Private practitioners have good news for Kenyans, especially those that are planning to own new property. This is following the recent reports from the private practitioners that were allowed to value the property deals in place of the land ministry. Their reports have it that the mean time required to complete the process of registering and transferring land and buildings is expected to fall more than half.

ISK, the Institution of Surveyors of Kenya has it that the new regulations will open doors to over 500 registered valuers to exercise the property deals. This will be significant as the number of government valuers will see an increase from less than 60 that were handling 57 registries.
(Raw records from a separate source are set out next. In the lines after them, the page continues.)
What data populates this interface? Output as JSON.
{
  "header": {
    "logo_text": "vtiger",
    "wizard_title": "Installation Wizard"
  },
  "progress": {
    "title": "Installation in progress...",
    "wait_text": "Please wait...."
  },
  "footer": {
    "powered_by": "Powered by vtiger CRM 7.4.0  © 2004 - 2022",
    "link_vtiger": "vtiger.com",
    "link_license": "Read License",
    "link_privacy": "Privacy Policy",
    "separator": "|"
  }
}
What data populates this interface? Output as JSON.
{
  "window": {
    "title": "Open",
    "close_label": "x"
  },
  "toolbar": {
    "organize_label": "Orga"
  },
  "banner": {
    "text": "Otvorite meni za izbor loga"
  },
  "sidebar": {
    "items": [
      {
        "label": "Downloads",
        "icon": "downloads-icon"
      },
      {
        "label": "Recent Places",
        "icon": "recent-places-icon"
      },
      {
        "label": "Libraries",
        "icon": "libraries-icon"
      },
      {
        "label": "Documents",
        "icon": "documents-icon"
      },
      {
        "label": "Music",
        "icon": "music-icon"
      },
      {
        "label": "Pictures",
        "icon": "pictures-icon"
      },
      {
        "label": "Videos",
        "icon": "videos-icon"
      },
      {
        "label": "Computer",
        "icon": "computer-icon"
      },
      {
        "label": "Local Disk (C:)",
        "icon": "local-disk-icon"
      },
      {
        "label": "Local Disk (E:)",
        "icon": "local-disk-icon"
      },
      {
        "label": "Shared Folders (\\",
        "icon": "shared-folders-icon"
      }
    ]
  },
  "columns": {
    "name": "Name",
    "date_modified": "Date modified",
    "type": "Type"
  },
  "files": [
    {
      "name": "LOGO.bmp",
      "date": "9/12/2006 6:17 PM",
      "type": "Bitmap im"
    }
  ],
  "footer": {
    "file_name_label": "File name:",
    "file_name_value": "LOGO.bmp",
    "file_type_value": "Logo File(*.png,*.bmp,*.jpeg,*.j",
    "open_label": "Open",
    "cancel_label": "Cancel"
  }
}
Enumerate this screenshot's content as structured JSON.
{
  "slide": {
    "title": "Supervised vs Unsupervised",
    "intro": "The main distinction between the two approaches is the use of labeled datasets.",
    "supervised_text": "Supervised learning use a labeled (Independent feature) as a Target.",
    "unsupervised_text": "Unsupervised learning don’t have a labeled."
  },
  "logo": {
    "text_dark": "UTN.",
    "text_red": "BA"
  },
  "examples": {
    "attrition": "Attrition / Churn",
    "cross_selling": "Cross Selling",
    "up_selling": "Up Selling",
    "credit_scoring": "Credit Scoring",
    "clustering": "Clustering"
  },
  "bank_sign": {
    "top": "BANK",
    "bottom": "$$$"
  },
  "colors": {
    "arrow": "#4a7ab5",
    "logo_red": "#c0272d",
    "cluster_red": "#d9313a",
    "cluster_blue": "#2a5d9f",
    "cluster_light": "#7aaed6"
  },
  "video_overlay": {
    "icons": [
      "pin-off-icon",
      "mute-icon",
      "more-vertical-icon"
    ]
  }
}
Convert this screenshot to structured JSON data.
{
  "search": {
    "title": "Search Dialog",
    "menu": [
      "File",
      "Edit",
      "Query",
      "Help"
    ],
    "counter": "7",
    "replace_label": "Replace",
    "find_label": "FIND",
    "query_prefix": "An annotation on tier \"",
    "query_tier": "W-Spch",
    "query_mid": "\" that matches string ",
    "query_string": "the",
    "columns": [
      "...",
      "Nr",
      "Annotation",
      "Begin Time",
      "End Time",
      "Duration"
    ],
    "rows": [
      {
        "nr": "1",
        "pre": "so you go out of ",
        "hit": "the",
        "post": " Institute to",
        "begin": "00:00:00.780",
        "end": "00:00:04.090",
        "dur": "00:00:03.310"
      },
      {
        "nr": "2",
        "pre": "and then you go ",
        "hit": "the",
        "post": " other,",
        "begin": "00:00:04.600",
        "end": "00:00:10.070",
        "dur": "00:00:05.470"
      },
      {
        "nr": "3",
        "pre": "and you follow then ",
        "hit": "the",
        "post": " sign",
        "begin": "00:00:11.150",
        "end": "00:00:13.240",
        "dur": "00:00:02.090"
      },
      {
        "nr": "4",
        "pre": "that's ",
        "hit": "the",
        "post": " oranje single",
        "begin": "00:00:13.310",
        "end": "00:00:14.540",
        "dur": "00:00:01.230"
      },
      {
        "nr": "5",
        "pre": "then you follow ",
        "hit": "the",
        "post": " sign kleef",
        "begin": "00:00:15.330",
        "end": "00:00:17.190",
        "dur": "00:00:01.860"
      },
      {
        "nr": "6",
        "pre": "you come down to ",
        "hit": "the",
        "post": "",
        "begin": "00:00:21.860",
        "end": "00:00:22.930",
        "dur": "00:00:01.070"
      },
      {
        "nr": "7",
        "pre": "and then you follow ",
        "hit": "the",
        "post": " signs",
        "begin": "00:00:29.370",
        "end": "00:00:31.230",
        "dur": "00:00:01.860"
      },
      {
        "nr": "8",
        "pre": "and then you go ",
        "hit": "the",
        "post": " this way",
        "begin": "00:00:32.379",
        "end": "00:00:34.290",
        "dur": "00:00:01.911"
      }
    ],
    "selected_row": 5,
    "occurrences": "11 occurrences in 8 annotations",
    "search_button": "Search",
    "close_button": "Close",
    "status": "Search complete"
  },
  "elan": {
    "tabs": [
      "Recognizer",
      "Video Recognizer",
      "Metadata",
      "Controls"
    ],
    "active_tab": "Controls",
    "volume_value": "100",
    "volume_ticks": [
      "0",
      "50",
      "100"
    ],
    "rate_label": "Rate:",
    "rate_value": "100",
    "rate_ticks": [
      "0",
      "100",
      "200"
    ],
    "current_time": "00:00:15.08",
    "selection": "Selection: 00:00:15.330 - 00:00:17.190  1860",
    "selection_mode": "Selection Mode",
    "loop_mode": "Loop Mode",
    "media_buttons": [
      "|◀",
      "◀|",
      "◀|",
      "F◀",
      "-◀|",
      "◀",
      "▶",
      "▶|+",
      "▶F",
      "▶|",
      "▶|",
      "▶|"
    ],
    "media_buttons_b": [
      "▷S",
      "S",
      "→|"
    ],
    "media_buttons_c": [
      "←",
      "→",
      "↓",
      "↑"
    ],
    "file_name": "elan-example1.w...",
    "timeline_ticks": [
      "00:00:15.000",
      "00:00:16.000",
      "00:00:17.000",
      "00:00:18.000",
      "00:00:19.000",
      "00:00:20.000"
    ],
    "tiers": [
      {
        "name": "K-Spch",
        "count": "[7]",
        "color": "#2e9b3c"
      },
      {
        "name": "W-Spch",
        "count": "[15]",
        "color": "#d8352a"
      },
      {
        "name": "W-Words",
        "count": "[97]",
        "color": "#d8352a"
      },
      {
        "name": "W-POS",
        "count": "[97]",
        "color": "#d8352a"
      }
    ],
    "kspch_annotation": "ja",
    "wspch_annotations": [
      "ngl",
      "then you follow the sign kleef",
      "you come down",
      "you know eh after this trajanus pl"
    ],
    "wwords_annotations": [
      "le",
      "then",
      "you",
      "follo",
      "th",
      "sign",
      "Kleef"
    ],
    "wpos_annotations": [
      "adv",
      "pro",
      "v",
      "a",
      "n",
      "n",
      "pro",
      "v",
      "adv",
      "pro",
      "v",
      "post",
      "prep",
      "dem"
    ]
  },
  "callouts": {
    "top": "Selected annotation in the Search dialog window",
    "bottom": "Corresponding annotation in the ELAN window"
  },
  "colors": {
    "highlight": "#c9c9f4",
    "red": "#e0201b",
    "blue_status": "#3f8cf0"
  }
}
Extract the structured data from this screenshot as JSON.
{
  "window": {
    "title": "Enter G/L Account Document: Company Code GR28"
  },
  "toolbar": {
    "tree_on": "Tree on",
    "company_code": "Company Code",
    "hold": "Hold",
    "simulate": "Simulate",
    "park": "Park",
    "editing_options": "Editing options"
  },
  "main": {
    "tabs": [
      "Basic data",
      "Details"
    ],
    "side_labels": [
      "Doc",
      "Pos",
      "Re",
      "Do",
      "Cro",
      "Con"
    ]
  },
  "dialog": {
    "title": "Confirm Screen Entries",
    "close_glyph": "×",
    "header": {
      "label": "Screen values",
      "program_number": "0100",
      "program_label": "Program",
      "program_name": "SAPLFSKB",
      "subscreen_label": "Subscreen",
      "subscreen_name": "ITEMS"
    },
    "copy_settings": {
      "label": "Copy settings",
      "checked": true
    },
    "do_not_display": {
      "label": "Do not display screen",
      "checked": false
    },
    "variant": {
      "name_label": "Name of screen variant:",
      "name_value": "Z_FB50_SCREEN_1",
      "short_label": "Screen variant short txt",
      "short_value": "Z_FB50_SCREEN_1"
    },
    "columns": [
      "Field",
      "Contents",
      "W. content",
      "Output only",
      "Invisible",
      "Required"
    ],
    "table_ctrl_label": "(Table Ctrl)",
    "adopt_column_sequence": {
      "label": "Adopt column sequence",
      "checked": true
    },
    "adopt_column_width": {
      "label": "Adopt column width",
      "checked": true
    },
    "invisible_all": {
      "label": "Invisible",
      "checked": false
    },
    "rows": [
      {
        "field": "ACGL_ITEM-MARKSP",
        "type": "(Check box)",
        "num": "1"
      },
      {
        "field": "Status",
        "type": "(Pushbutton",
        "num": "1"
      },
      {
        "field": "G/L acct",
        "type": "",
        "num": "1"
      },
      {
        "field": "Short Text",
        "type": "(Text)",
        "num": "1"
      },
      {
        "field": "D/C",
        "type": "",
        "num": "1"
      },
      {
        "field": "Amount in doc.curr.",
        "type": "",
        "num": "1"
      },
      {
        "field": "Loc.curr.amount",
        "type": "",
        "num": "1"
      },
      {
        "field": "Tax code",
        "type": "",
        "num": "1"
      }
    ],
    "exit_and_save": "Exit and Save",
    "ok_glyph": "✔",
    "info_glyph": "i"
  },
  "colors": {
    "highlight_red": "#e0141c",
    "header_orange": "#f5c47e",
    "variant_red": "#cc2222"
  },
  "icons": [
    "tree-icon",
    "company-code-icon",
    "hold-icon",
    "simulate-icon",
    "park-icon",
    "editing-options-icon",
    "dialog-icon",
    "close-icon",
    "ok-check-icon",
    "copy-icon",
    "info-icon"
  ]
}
Recently, the Stamp Duty Regulations 2020, Treasury cabinet secretary Ukur Yatani was said to have gazetted, asking for property buyers to be given the option to either use civil servants or hire approved valuers to process the land transfers for stamp duty.

In Kenya, Valuation attracts a fee of about 0.25% of the property value.

During an interview with the Daily Nation, ISK President Abraham Samoei said that  “A valuation now will take one or two days because if a valuer is engaged, you go to the next one,”.

“Valuation is just one component (of property registration), but once we now have eased valuation… we can come down to less than a week from up to 90 days we have been accustomed to,” he added.

The awaited drop in turnaround period for land transfer could be the key to lifting the low Kenyan international ranking in relation to processing property deals. Right now Kenya is ranked as number 134 of the 109 countries.

In a report by the World Bank Group’s Doing Business Index 2020, Kenya was said to be among the most laborious in registering properties. Taking an average of 43.5 days in 10 procedures, contrary to the average of 9 steps in sub-Saharan Africa.